(Recorded data)
::::::::
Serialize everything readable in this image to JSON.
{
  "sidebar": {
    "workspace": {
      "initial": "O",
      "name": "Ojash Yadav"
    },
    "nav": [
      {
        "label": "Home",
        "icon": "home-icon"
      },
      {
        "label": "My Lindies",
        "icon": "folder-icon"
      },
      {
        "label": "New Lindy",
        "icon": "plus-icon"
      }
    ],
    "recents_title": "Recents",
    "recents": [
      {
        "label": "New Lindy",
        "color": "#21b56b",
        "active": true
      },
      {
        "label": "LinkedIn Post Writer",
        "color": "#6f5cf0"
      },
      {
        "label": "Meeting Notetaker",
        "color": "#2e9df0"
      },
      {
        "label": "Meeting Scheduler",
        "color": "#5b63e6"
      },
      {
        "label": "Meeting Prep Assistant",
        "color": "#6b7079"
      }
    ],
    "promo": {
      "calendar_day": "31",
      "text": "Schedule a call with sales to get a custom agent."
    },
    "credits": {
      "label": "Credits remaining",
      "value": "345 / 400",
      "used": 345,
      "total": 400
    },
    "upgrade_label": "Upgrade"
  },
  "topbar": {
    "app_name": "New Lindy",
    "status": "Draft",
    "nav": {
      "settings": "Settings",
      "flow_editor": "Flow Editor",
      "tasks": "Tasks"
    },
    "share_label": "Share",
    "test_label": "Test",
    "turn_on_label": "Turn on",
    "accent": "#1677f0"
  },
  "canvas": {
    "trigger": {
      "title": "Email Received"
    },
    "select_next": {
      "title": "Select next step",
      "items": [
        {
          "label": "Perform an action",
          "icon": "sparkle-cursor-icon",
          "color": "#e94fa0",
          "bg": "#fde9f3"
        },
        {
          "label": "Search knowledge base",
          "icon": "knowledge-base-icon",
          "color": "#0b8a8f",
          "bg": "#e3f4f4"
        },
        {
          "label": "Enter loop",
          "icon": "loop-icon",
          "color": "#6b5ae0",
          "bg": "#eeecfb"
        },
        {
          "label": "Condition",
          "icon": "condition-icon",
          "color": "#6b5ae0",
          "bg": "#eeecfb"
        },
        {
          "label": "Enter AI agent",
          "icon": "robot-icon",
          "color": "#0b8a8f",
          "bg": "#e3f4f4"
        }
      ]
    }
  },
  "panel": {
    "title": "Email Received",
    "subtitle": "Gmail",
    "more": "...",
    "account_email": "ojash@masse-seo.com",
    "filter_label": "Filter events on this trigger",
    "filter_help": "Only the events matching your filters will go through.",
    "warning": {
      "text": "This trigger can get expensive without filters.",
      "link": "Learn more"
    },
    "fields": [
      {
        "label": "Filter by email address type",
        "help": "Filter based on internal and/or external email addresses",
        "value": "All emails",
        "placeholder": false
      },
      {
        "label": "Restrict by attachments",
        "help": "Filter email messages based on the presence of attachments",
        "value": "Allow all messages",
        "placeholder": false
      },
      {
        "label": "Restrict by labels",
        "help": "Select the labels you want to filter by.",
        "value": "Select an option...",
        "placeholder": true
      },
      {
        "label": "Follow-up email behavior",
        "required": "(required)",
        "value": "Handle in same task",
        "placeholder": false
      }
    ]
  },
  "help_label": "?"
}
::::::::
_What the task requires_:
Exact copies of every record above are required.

_Completed task_:
Serialize everything readable in this image to JSON.
{
  "sidebar": {
    "workspace": {
      "initial": "O",
      "name": "Ojash Yadav"
    },
    "nav": [
      {
        "label": "Home",
        "icon": "home-icon"
      },
      {
        "label": "My Lindies",
        "icon": "folder-icon"
      },
      {
        "label": "New Lindy",
        "icon": "plus-icon"
      }
    ],
    "recents_title": "Recents",
    "recents": [
      {
        "label": "New Lindy",
        "color": "#21b56b",
        "active": true
      },
      {
        "label": "LinkedIn Post Writer",
        "color": "#6f5cf0"
      },
      {
        "label": "Meeting Notetaker",
        "color": "#2e9df0"
      },
      {
        "label": "Meeting Scheduler",
        "color": "#5b63e6"
      },
      {
        "label": "Meeting Prep Assistant",
        "color": "#6b7079"
      }
    ],
    "promo": {
      "calendar_day": "31",
      "text": "Schedule a call with sales to get a custom agent."
    },
    "credits": {
      "label": "Credits remaining",
      "value": "345 / 400",
      "used": 345,
      "total": 400
    },
    "upgrade_label": "Upgrade"
  },
  "topbar": {
    "app_name": "New Lindy",
    "status": "Draft",
    "nav": {
      "settings": "Settings",
      "flow_editor": "Flow Editor",
      "tasks": "Tasks"
    },
    "share_label": "Share",
    "test_label": "Test",
    "turn_on_label": "Turn on",
    "accent": "#1677f0"
  },
  "canvas": {
    "trigger": {
      "title": "Email Received"
    },
    "select_next": {
      "title": "Select next step",
      "items": [
        {
          "label": "Perform an action",
          "icon": "sparkle-cursor-icon",
          "color": "#e94fa0",
          "bg": "#fde9f3"
        },
        {
          "label": "Search knowledge base",
          "icon": "knowledge-base-icon",
          "color": "#0b8a8f",
          "bg": "#e3f4f4"
        },
        {
          "label": "Enter loop",
          "icon": "loop-icon",
          "color": "#6b5ae0",
          "bg": "#eeecfb"
        },
        {
          "label": "Condition",
          "icon": "condition-icon",
          "color": "#6b5ae0",
          "bg": "#eeecfb"
        },
        {
          "label": "Enter AI agent",
          "icon": "robot-icon",
          "color": "#0b8a8f",
          "bg": "#e3f4f4"
        }
      ]
    }
  },
  "panel": {
    "title": "Email Received",
    "subtitle": "Gmail",
    "more": "...",
    "account_email": "ojash@masse-seo.com",
    "filter_label": "Filter events on this trigger",
    "filter_help": "Only the events matching your filters will go through.",
    "warning": {
      "text": "This trigger can get expensive without filters.",
      "link": "Learn more"
    },
    "fields": [
      {
        "label": "Filter by email address type",
        "help": "Filter based on internal and/or external email addresses",
        "value": "All emails",
        "placeholder": false
      },
      {
        "label": "Restrict by attachments",
        "help": "Filter email messages based on the presence of attachments",
        "value": "Allow all messages",
        "placeholder": false
      },
      {
        "label": "Restrict by labels",
        "help": "Select the labels you want to filter by.",
        "value": "Select an option...",
        "placeholder": true
      },
      {
        "label": "Follow-up email behavior",
        "required": "(required)",
        "value": "Handle in same task",
        "placeholder": false
      }
    ]
  },
  "help_label": "?"
}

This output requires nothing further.